> _Provided information_:
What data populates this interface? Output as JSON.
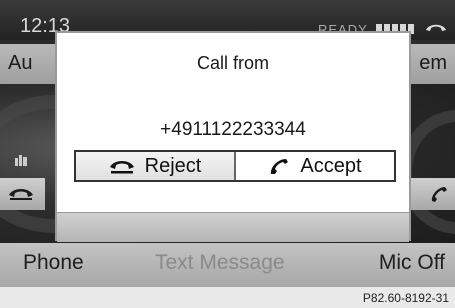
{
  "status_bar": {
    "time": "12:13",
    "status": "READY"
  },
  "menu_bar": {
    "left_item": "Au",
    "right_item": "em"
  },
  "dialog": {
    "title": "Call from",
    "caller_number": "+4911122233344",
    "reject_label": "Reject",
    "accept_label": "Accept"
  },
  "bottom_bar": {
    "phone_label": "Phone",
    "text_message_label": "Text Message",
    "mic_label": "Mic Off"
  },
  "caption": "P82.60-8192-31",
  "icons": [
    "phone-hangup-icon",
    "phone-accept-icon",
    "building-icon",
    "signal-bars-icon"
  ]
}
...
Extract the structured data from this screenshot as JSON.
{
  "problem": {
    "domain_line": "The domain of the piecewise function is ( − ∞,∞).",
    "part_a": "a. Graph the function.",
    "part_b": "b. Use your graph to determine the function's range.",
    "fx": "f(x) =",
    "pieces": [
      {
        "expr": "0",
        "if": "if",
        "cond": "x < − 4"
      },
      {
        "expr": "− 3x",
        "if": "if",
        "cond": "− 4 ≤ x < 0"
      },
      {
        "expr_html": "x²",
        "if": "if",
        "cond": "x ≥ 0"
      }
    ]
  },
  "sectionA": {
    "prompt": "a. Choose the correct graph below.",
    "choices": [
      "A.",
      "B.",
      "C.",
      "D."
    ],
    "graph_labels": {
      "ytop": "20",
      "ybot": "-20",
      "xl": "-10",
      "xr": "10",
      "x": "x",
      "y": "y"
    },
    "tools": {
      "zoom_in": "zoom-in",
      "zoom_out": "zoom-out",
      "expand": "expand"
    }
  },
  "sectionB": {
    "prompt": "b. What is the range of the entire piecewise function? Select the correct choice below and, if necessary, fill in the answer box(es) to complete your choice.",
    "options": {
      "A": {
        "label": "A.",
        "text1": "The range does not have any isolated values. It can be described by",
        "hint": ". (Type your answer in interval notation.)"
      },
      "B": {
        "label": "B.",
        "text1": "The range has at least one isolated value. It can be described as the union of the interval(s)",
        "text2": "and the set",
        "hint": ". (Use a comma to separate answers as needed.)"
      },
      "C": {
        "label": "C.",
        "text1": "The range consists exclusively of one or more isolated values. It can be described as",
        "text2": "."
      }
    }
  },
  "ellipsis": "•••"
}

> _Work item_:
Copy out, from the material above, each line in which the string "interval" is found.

> _Written answer_:
        "hint": ". (Type your answer in interval notation.)"
        "text1": "The range has at least one isolated value. It can be described as the union of the interval(s)",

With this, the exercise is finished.